One title I hear, usually with a kind of joking affection but sometimes with contempt from non-church people, is “Preacher.” I try not to betray my annoyance either with those who use it innocently or those who use it satirically, but I would be happy never to hear it again. It smacks of all the things people have in mind when they say, “Don’t preach to me,” by which they mean, “Don’t harangue and browbeat, droning on with your tedious platitudes.” So I’ll put a weapon in your hands: if you ever feel the need to get my goat, call me “Preacher”! If you’re wondering by this time what predicate adjective I like to use in describing what I do, here it is: “I am a minister.” It’s from the Latin word for servant, and when it’s a verb it means to serve, to give care, to contribute to comfort and happiness. I like being called a minister. No title can honor my life more than that.
I’m left with only a minute to explain the final phrase in my sermon title. A dear friend in this church calls one day to say she’s bringing a fundamentalist relative on the next Sunday and teasingly asks if I will be “Bible bashing.” What she means is will I mention some discrepancy in the text or point out how often the Bible makes no sense if we take it literally. She is only having fun, so I am pleased to tell her it will be a safe Sunday, but I’ve thought about that vivid phrase several times since we talked. I think that being honest about how much of the Bible is poetry, how much of it was borrowed from other cultures and adapted, how much of it celebrates holy war and male chauvinism is not “Bible bashing’” but “Bible boosting” — an effort to promote what is still relevant and useful in Scripture and to admit what any intelligent reader knows anyway, that some of it serves no high moral or ethical purpose at all, and that much of it reflects an ancient culture so faithfully that we have to use good reading skills to separate out what is permanently valid from what made sense only in a first-century setting. I am absolutely convinced that Christianity will survive among thoughtful people only through that kind of honesty.
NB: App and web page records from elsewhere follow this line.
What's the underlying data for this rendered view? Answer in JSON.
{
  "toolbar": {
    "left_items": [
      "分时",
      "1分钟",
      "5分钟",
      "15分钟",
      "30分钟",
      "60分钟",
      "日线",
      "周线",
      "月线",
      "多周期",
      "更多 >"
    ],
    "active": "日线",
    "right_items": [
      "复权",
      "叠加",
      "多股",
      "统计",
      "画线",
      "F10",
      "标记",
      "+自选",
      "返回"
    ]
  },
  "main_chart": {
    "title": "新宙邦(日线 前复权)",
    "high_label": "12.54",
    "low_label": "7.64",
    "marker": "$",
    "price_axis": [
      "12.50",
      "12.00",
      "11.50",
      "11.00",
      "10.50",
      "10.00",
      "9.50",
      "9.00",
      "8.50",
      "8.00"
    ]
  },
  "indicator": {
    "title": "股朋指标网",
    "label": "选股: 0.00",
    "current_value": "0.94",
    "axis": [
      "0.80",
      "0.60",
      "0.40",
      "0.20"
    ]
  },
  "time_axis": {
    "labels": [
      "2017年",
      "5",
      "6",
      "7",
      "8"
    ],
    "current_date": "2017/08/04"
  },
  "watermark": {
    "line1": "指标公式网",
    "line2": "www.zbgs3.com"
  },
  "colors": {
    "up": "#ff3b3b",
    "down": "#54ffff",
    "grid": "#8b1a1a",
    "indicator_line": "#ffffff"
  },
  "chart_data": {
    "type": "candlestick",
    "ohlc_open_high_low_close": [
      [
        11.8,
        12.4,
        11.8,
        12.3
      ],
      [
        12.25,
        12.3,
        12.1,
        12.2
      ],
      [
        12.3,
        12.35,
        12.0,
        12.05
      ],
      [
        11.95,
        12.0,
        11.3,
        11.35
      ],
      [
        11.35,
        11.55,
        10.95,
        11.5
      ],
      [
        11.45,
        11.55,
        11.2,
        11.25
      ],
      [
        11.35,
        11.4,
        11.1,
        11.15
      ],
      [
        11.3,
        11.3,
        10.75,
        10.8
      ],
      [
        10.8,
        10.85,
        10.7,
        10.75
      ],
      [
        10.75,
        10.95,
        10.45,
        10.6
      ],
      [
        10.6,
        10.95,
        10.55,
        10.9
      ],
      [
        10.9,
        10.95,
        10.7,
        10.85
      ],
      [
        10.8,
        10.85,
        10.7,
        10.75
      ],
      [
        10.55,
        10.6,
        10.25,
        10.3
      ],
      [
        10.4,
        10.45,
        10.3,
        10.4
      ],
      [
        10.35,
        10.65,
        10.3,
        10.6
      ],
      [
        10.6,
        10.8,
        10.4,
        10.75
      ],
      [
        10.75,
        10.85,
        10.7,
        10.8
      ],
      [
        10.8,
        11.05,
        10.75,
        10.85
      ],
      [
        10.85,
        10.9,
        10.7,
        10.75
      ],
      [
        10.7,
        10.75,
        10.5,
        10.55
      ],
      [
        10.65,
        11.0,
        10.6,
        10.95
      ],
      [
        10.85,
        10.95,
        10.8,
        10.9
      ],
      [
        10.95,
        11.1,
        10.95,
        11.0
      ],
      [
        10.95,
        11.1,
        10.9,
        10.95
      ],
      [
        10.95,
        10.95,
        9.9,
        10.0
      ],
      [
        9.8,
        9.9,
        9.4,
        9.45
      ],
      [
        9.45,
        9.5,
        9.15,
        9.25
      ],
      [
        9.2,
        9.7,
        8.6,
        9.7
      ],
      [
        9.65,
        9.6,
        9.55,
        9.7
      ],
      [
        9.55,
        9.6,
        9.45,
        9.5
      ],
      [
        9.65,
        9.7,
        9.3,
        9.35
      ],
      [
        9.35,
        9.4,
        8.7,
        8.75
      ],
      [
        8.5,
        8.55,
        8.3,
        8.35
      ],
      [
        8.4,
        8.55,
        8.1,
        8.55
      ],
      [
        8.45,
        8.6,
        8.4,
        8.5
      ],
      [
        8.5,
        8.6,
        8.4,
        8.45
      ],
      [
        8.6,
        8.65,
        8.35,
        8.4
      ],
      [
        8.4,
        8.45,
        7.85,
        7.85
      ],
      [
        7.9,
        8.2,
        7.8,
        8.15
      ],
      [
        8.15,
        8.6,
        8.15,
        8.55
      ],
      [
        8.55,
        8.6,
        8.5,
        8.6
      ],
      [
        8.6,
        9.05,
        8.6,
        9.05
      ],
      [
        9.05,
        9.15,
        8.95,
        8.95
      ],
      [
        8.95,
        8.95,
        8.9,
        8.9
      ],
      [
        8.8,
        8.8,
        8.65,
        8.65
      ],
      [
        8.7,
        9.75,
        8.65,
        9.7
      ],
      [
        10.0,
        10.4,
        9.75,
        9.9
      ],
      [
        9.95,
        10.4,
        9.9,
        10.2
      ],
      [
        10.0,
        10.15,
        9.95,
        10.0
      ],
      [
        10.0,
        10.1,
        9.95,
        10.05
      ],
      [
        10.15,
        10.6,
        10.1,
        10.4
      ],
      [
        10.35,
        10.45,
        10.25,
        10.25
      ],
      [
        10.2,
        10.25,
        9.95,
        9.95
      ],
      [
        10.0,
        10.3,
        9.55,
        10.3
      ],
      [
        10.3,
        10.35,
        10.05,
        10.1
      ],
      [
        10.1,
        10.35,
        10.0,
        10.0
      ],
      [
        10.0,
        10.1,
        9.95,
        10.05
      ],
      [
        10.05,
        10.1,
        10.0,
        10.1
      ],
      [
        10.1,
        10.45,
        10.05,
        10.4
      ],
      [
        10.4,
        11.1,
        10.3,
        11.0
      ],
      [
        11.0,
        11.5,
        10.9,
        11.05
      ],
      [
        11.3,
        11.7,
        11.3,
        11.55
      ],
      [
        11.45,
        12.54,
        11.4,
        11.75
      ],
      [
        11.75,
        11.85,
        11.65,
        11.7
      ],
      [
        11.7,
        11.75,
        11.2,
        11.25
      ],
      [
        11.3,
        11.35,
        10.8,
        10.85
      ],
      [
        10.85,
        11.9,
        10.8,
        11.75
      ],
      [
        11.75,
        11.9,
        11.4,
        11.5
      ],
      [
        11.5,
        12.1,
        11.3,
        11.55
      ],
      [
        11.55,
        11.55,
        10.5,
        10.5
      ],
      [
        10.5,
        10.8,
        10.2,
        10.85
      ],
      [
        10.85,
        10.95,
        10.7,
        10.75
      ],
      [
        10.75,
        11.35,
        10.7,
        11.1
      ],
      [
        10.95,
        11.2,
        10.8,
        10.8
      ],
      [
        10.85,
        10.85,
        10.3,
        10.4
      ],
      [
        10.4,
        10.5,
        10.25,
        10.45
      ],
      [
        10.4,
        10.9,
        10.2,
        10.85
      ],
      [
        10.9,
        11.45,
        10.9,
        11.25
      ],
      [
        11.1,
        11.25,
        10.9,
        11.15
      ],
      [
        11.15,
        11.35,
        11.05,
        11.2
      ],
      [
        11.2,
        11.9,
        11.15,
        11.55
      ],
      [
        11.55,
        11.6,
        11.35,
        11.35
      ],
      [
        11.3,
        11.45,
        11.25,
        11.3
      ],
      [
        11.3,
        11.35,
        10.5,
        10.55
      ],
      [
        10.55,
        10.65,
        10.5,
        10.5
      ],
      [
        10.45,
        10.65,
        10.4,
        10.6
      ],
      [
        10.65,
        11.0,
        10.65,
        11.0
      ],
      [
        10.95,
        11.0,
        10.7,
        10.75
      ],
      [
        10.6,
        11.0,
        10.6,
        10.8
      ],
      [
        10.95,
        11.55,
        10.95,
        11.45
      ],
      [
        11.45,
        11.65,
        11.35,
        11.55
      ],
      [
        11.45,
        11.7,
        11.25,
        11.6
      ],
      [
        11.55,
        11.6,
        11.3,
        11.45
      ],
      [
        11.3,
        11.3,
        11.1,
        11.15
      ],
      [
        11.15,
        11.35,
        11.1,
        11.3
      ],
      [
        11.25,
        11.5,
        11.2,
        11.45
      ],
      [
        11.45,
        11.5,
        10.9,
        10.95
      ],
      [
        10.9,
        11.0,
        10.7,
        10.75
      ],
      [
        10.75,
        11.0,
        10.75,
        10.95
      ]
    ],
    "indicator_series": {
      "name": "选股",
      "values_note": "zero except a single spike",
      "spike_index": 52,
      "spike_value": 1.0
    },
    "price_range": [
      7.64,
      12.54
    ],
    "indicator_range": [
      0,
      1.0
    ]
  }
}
It is the glory of this pulpit that it offers those who stand in it the freedom to say such things. Gary and I both thank you!